This is doable, but the usual subscription info now is wholly voluntary stuff you can lie about - your zip code is the typical identifier.

I would argue the local subscription model does what the web is meant to do: it encourages readership from outside your local area and encourages the paper to entice local readers to subscribe to the online edition by providing more local coverage on the web than it can put in print. The Detroit News, for example, is running a multimedia series on the history of the main street, Woodward Avenue. More of that kind of content would be encouraged by a local subscription model - and maybe that content could in part be provided by local partners.

Read more...

chesapean

Most striking to me is Hussman's statement that print readers seem to WANT the advertising in the content they purchase, whereas online readers seem to be averse to pop-ups and banner ads.

This tells me that print buyers regard advertising as "news," whereas online "news buyers" regard advertising as noise.

Perhaps both audiences are looking, in their own way, for the same thing: Useful data?

Bet there's a couple of successful business models somewhere in this: An advertiser-supported local web site that tells where ALL the weekend sales are; a pay-for-purchase newsprint daily that rational, curious people could believe in.

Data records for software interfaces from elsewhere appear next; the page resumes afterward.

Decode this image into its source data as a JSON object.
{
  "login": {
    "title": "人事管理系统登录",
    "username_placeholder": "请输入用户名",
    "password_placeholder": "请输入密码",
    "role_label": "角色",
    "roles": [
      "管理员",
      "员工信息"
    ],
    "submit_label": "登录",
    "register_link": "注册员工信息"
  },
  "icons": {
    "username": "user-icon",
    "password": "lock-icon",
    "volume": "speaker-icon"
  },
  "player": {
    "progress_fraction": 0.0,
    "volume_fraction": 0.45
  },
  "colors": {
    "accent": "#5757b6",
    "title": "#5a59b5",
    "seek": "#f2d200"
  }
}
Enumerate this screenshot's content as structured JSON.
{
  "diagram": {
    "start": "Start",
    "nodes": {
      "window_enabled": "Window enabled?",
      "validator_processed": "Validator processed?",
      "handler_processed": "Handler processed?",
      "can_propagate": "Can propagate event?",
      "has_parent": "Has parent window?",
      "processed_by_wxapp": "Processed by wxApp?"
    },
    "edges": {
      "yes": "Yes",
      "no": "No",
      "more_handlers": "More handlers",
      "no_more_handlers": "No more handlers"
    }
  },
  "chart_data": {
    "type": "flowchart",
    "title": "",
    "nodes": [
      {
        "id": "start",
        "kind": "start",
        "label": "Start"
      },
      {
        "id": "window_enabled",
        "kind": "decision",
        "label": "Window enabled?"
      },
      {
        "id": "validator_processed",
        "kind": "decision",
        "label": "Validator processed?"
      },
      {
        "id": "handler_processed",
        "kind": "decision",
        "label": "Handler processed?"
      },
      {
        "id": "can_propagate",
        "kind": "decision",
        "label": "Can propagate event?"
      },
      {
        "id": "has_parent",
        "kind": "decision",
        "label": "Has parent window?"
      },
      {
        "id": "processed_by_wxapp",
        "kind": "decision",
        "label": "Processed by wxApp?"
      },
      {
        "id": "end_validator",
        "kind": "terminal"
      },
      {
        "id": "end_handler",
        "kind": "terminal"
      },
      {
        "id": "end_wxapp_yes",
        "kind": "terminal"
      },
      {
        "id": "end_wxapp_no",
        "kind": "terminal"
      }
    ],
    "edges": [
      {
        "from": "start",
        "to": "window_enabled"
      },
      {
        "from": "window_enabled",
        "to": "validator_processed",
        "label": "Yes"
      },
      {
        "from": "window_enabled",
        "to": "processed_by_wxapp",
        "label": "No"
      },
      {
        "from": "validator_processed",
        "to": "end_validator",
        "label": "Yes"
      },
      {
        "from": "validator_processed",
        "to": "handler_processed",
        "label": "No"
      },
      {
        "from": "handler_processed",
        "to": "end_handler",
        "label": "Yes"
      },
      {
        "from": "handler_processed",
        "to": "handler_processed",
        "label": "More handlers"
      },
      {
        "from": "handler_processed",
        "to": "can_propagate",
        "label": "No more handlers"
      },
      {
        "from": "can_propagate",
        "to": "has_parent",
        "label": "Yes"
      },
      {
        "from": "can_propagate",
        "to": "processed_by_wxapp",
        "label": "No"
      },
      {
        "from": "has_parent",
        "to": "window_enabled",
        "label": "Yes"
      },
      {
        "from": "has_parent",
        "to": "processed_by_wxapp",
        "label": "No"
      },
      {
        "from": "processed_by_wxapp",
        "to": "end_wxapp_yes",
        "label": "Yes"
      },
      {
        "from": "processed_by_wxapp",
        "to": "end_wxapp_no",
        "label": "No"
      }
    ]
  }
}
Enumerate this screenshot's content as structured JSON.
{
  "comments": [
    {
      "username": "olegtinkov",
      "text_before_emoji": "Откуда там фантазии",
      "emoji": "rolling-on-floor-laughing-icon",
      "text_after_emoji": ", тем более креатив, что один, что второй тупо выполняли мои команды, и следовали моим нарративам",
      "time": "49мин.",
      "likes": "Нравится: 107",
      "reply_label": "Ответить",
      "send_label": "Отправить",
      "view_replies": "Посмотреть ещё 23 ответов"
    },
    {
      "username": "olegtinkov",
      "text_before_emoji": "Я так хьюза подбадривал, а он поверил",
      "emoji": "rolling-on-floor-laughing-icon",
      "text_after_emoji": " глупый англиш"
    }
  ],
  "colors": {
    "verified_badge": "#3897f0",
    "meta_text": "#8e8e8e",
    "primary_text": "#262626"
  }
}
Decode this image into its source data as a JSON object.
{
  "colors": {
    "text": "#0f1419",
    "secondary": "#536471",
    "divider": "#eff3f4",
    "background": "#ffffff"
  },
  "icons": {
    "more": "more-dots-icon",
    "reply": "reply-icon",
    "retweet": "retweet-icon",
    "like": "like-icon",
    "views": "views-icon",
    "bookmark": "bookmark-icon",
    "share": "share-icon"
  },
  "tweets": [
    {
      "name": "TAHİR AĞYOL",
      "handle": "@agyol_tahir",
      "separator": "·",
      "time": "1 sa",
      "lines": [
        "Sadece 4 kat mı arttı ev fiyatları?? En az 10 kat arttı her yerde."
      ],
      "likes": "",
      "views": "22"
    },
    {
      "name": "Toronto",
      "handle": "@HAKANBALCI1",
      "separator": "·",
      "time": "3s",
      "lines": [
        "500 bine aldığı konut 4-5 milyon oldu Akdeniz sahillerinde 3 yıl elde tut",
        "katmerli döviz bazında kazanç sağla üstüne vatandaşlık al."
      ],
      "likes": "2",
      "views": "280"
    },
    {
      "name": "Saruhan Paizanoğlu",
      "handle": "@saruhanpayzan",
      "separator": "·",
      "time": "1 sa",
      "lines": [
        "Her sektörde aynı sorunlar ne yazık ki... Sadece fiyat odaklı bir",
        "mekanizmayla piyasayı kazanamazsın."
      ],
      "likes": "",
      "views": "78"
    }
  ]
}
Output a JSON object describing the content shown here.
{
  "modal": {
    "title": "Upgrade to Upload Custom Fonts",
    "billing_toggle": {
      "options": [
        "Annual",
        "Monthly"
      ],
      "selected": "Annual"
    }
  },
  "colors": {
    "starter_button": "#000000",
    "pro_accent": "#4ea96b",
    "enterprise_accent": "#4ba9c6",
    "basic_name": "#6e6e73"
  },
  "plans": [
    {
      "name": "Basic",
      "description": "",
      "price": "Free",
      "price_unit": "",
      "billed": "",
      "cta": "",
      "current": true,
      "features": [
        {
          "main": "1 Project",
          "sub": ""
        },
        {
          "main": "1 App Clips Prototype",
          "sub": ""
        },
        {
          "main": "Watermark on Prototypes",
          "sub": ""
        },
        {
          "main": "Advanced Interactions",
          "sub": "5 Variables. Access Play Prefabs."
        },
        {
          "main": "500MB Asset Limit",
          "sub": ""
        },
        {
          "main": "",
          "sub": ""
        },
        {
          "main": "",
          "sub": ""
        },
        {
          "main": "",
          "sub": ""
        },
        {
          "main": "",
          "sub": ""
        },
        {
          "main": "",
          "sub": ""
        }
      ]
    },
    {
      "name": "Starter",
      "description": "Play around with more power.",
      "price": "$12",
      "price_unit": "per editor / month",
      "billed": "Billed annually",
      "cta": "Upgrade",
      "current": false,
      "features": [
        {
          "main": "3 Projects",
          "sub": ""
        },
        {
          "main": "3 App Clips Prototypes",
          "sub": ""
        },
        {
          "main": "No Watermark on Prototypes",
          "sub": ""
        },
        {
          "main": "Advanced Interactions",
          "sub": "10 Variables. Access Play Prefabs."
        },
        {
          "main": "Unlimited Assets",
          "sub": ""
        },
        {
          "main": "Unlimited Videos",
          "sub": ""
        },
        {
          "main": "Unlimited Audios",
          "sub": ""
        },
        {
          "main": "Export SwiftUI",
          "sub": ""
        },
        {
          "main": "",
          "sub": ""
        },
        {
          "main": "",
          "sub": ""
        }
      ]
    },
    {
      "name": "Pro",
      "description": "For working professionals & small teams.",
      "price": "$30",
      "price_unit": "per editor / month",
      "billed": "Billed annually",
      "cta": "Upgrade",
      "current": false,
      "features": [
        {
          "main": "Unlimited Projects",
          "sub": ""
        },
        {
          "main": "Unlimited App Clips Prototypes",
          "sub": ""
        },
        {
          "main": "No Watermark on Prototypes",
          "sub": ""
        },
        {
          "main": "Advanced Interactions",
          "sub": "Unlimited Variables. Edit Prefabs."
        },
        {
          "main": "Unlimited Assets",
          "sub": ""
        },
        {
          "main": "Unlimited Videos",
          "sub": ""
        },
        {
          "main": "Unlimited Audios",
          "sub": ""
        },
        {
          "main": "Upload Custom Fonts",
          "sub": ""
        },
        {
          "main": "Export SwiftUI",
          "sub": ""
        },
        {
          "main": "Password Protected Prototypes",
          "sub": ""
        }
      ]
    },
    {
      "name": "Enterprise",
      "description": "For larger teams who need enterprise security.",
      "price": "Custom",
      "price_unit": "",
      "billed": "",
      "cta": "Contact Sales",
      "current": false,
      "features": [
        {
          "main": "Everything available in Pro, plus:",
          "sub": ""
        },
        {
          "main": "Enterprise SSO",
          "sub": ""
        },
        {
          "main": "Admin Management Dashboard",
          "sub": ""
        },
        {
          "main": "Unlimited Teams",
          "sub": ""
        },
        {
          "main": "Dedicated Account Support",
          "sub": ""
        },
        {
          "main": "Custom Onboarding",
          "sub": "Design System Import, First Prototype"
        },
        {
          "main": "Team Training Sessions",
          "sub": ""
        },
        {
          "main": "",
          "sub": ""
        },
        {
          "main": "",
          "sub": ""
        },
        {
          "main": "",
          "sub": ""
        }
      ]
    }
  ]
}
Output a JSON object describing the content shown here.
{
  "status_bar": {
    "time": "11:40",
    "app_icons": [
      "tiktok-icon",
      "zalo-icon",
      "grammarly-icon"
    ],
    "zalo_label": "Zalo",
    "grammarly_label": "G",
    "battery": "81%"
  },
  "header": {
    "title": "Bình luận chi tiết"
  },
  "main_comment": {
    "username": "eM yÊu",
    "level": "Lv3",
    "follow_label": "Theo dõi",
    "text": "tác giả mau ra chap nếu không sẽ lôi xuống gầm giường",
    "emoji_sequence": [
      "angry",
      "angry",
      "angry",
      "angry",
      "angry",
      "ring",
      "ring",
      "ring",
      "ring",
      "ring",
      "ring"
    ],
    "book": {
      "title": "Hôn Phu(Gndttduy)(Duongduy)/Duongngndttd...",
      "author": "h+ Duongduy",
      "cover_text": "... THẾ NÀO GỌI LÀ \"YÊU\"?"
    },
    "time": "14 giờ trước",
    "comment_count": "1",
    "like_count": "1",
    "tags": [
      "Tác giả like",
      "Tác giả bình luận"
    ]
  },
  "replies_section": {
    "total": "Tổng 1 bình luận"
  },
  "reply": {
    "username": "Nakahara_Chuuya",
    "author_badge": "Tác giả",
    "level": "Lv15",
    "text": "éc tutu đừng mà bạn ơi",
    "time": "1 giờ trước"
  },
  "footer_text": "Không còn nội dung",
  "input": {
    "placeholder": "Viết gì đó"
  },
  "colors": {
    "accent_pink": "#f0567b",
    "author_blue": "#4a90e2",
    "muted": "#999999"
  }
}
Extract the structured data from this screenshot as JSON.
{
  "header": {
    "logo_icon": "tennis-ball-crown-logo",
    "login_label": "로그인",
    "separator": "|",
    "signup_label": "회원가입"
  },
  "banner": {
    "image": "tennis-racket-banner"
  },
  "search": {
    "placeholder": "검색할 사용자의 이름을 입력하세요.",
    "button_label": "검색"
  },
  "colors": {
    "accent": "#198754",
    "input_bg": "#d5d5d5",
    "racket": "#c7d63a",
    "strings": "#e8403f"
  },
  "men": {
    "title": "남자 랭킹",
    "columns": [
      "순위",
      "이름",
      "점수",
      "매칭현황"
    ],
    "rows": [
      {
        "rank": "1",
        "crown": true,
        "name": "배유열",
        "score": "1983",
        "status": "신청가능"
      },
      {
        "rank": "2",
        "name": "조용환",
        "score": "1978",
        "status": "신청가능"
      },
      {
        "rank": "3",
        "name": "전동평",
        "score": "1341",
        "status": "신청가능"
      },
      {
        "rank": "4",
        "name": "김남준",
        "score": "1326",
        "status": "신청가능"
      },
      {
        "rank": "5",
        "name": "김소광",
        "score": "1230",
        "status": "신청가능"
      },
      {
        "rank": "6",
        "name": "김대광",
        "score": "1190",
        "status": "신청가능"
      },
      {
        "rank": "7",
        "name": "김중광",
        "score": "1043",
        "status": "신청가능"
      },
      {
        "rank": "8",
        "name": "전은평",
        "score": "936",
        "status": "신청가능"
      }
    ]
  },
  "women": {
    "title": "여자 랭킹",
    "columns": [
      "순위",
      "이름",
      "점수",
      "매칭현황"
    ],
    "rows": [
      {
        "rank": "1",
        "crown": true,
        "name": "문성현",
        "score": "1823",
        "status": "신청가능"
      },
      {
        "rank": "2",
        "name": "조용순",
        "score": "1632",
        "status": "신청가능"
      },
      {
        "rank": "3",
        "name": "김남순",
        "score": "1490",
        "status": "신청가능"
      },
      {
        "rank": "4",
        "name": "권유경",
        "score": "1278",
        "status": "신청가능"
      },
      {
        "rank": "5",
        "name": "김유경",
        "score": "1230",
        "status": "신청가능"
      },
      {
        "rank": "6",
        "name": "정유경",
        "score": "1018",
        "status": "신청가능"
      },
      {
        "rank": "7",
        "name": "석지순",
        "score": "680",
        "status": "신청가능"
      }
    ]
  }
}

For my part, I buy a local paper every day ONLY for the editorials and the puzzles. As I grow older, I find the editorials becoming increasingly misinformed and smarmy. With the puzzles, at least, some days are better than others!